It Wouldn’t Be the Strip Without Primanti’s Famous Sammich

By Cory Meiser

The meat and cheese bubble and sizzle on the huge flat-top grill. The French fries gurgle in the deep fryer as they cook to a perfect golden brown. A symphony of culinary preparation drowns the chatter of the usual weekend crowd, scents overtake the senses. The customers try with all their might to fit their mouths around the monstrosity that is the historic Primanti Brothers sandwich. Not one person seems to mindthe messy meal as they smile and chow down.

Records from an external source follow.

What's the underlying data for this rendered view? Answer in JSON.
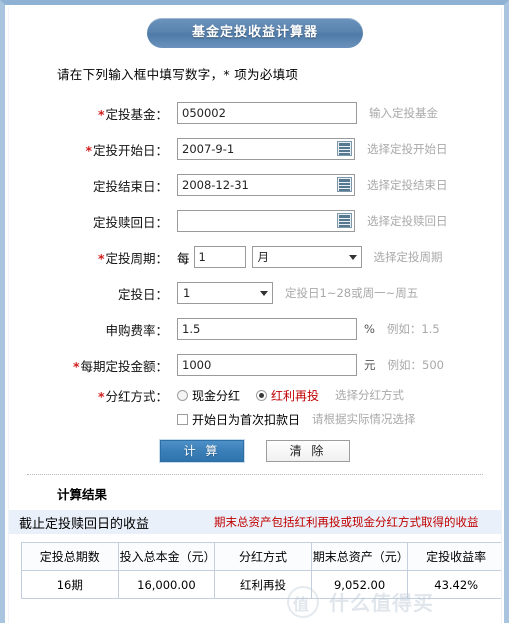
{
  "header": {
    "title": "基金定投收益计算器",
    "subtitle": "请在下列输入框中填写数字，* 项为必填项"
  },
  "form": {
    "rows": [
      {
        "label": "定投基金：",
        "required": true,
        "value": "050002",
        "hint": "输入定投基金"
      },
      {
        "label": "定投开始日：",
        "required": true,
        "value": "2007-9-1",
        "hint": "选择定投开始日",
        "icon": "calendar-icon"
      },
      {
        "label": "定投结束日：",
        "required": false,
        "value": "2008-12-31",
        "hint": "选择定投结束日",
        "icon": "calendar-icon"
      },
      {
        "label": "定投赎回日：",
        "required": false,
        "value": "",
        "hint": "选择定投赎回日",
        "icon": "calendar-icon"
      },
      {
        "label": "定投周期：",
        "required": true,
        "prefix": "每",
        "value": "1",
        "select_value": "月",
        "hint": "选择定投周期"
      },
      {
        "label": "定投日：",
        "required": false,
        "select_value": "1",
        "hint": "定投日1~28或周一~周五"
      },
      {
        "label": "申购费率：",
        "required": false,
        "value": "1.5",
        "unit": "%",
        "hint": "例如：1.5"
      },
      {
        "label": "每期定投金额：",
        "required": true,
        "value": "1000",
        "unit": "元",
        "hint": "例如：500"
      },
      {
        "label": "分红方式：",
        "required": true,
        "hint": "选择分红方式"
      }
    ],
    "dividend": {
      "option_cash": "现金分红",
      "option_reinvest": "红利再投",
      "selected": "红利再投",
      "hint": "选择分红方式",
      "checkbox_label": "开始日为首次扣款日",
      "checkbox_hint": "请根据实际情况选择",
      "checkbox_checked": false
    },
    "buttons": {
      "calculate": "计 算",
      "clear": "清 除"
    }
  },
  "results": {
    "title": "计算结果",
    "band_left": "截止定投赎回日的收益",
    "band_right": "期末总资产包括红利再投或现金分红方式取得的收益",
    "table": {
      "headers": [
        "定投总期数",
        "投入总本金（元）",
        "分红方式",
        "期末总资产（元）",
        "定投收益率"
      ],
      "rows": [
        [
          "16期",
          "16,000.00",
          "红利再投",
          "9,052.00",
          "43.42%"
        ]
      ]
    }
  },
  "watermark": {
    "mark": "值",
    "text": "什么值得买"
  },
  "colors": {
    "accent": "#4f7aa8",
    "required": "#d02020",
    "alert": "#c00000",
    "band": "#eaf0f9"
  }
}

The Primanti sandwich evolved into a Pittsburgh staple after Joe Primanti opened his sandwich cart back in 1933 to help feed the truck drivers. Soon enough it was time to move into a more permanent location. Joe bought a small restaurant on 18th and Smallman Street and decided to stay open from 3 a.m. to 3 p.m. for his truck-driving clientele. Joe’s brothers Dick and Stanley and his nephew John DePriter, who became the cook, soon joined him. An institution was born when DePriter, who had just been given some potatoes by a trucker, fried some up for the customers and served them on their sandwiches.

Photo by Aaron Warnick

Photo by Aaron Warnick

After Joe provided a jumping-off point for the Primanti’s legend, he moved to California for health reasons. That didn’t stop John, Dick and Stanley as they continued to craft their unique culinary creation for 30 years. In 1974, after the deaths of John and Stanley, Dick decided to sell the business to Jim Patrinos. This is when Primanti Bros. began to evolve into the munch-out Mecca it is today. 1974 was also the year that Tony Haggerty started at Primanti’s. The owners may have changed, but Tony says the quality of their sandwiches has always been the same.

“Nobody else makes this,” she says. “We have the fresh coleslaw, the fresh potatoes. It’s a truck driver sandwich, but everyone loves it.”

Tony has seen Primanti’s grow into an influential business. Since its humble beginnings in 1933, Primanti Bros. has expanded to 21 locations, including three in Florida. They make a quality product, and no one can dispute that but to Pittsburghers like Haggerty, the sandwich is so much more than coleslaw, fries, meat and cheese between two slices of hearty Italian bread.

“The people are what made it stick. It’s a part of the culture now,” she says. “I think what made it popular is people’s mouths. They eat the sandwich and tell their friends about it.”

The need for truck drivers to have a full meal that they could eat with one hand while on the go gave birth to the Primanti Bros. sandwich. What better way is there to do this other than pile their sides right on their sandwich?

A shop that was once filled with the blue-collar workers from the Strip has a different image today, though. As time went on, the people who patronized the shop became more diverse. Tony watched as the trucker clientele gave way to a trendier late-night crowd.

“We’re busy all the time that’s why we’re open 24 hours-a-day now,” she says. “Before it was more truck drivers and people working around here, but that’s changed. We get bar crowds and stuff now.” When the bars let out, the inebriated masses want something quick, convenient and delicious. The usual post-midnight snacks in Pittsburgh, like pizza or gyros, may be enough to curb alcohol-induced hunger, but according to midnight manager Andrew Perich, a Primanti’s sandwich is an unbeatable choice.

The truckers of the earlier days of Primanti’s still linger, but it’s the bar crowd that brings in most of the late night business these days, according to Andrew.

“Once 2:30 hits we fill up really fast. Actually, for an eight hour night shift, we make most of our business between 2:30 and 3:30. I mean like 90 percent,” Andrew says.

Photo by Aaron Warnick

Photo by Aaron Warnick

Though the clientele devouring Primanti’s highrise of a sandwich may be changing with the new hip image of the Strip District, people still seem to flock to 18th and Smallman Street. The historic sandwich shop gives people a huge, feel-good meal that will keep them satisfied for hours. It doesn’t matter if it’s hungry loading dock workers, truckers looking for a rich and convenient meal, or famished bar-hoppers hoping to sober up before hitting the sack, most people in Pittsburgh have a soft spot for the hearty sandwich that has been ingrained in the culture for over 75 people a huge, feel-good meal that will keep them satisfied for hours. It doesn’t matter if it’s hungry loading dock workers, truckers looking for a rich and convenient meal, or famished bar-hoppers hoping to sober up before hitting the sack, most people in Pittsburgh have a soft spot for the hearty sandwich that has been ingrained in the culture for over 75 years.